Repairing an incisal fracture is one of the most rewarding things I have found in my practice. A patient comes in having chipped their tooth opening a package, biting on a dessert fork or clinking it against a wine bottle. (That actually happened.) The repair rarely necessitates a local anesthetic, and often is done over just a few minutes. With a good color match, the patients are always happy considering the repair comes out invisible.
I always roughen the surface and create a slight bevel for the repair. The bevel helps not only with increasing the surface area for bonding, but aiding with color transition as well. At some point though, I am wrapping a thin veneer of composite on unprepared enamel, and the last thing I want is a stained, peeling edge down the road. In recent years, we have switched over to self-etching adhesives due to their superiority in reducing post-op sensitivity. Total etch technique has always worked well since the fractures are often mostly in enamel. The question then becomes this, "Is the etch in a self-etching adhesive strong enough, or do I still need to etch any unprepared enamel?" I have still used phosphoric acid etch in these cases, motivated less by any real evidence, more by paranoia for that perfect bond.
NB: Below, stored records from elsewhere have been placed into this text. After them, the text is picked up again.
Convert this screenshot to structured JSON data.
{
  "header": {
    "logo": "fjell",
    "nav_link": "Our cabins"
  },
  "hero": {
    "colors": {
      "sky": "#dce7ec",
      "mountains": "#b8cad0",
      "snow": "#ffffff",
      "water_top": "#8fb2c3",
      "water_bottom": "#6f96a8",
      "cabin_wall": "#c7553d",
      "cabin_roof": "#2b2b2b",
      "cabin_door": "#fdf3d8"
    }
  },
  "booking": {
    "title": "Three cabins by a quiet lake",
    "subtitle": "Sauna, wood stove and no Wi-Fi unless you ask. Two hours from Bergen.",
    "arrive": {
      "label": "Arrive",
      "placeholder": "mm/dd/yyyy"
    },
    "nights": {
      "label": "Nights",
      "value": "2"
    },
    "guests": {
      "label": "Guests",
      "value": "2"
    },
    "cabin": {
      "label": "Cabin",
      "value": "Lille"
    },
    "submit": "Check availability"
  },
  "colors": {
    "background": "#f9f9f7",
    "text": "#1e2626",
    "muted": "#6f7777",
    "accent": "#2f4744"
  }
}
A recent study shed light on this question. Researchers looked at Clearfil SE Bond, often considered the gold standard in self etching adhesives. They measured sheer bond strength of resin tags to etched and un-etched enamel. Additionally, they used a scanning electron microscope to look at resin penetration to enamel in these samples.
Their results showed that etching the unprepared enamel not only showed higher strengths in the sheer bond test, but deeper penetration of the resin tags as well. Essentially, the acid of the self etching adhesive may be strong enough to get a decent bond, but the best long term choice to achieve superior bonding is to simply etch the tooth first.
You can see the abstract and study here. Once again, a simple experiment helps us to become better at what we do every day. As always, if you have a simple tip or trick you have learned in your practice, drop a comment below.